→ What this task involves
Look through the entries below, please, and copy every line with the word "your".

(The data)

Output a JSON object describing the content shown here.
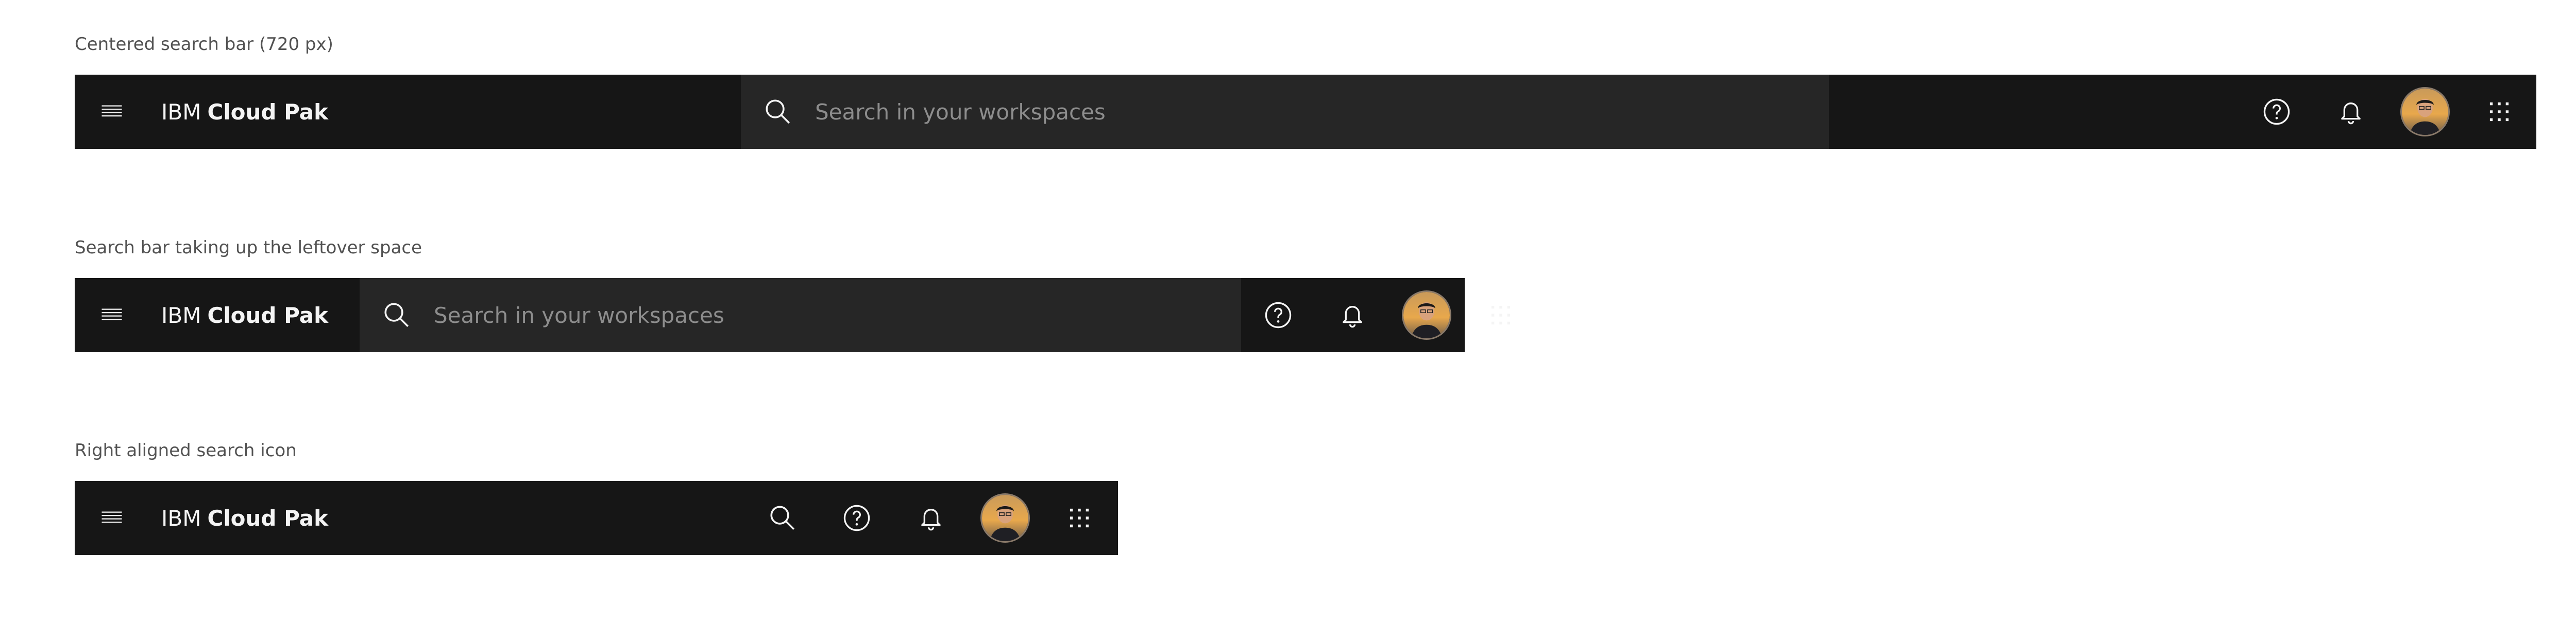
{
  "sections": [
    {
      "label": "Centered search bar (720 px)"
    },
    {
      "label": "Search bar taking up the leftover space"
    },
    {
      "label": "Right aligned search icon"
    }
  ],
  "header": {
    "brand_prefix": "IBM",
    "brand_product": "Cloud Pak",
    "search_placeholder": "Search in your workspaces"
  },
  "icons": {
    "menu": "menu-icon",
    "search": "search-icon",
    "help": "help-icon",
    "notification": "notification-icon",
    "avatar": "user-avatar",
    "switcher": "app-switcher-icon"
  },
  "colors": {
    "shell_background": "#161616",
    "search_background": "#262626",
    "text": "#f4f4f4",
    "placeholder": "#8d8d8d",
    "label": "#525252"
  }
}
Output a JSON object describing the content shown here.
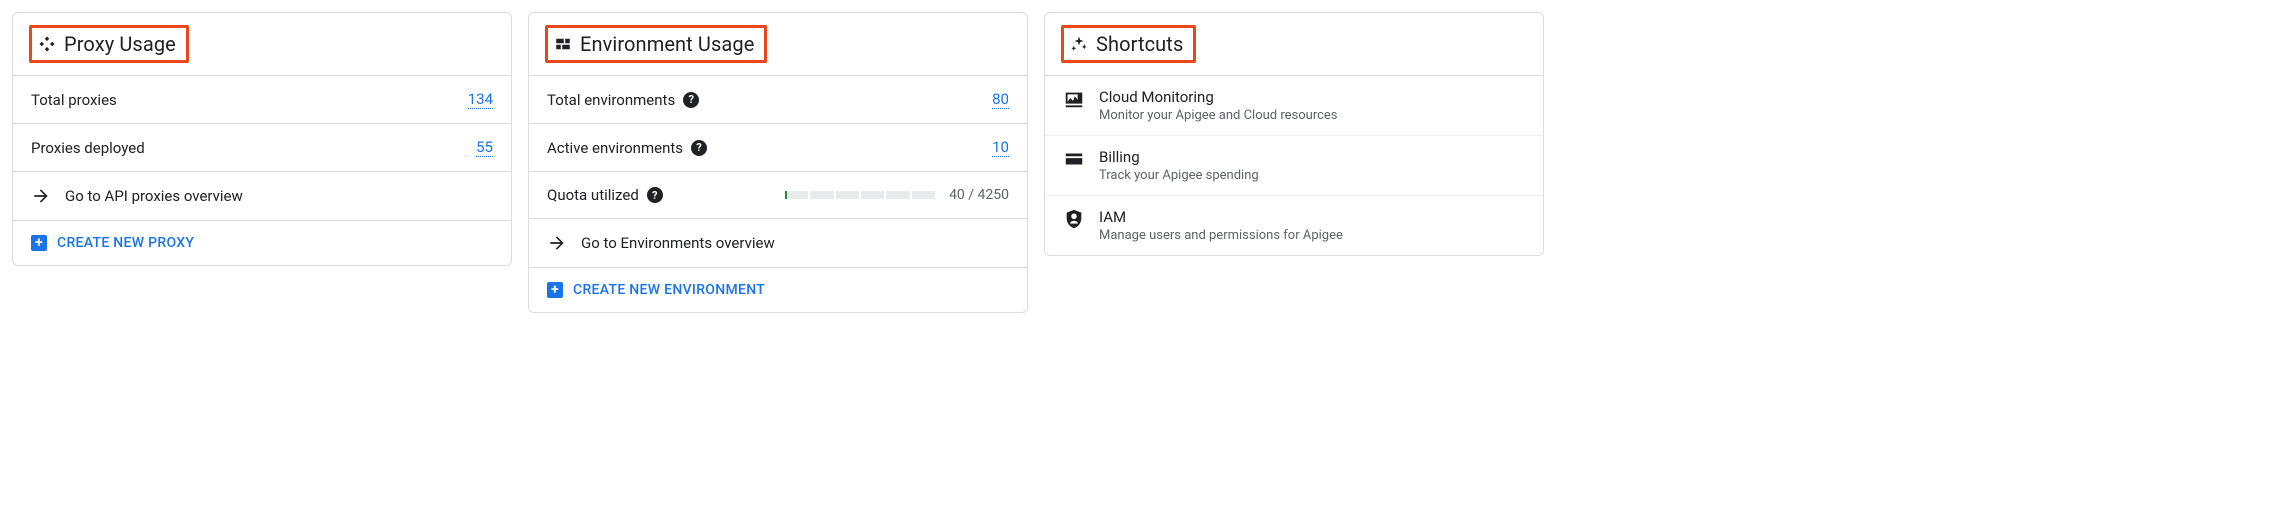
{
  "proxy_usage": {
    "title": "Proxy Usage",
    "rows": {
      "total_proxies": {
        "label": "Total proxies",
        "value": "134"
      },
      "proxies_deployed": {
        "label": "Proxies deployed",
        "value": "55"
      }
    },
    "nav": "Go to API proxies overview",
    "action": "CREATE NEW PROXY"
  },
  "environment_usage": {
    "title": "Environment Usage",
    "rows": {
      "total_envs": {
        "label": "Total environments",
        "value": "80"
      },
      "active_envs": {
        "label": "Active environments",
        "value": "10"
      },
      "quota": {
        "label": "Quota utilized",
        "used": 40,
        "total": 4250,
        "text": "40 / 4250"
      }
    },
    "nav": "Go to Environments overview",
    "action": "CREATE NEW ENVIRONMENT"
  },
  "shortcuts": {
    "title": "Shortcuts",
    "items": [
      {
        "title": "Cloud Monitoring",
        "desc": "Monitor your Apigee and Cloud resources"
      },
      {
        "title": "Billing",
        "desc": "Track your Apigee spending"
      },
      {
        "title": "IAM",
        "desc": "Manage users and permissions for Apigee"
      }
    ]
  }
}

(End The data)

→ Result for this exercise
    "search_placeholder": "Search in your workspaces"
        "desc": "Monitor your Apigee and Cloud resources"
        "desc": "Track your Apigee spending"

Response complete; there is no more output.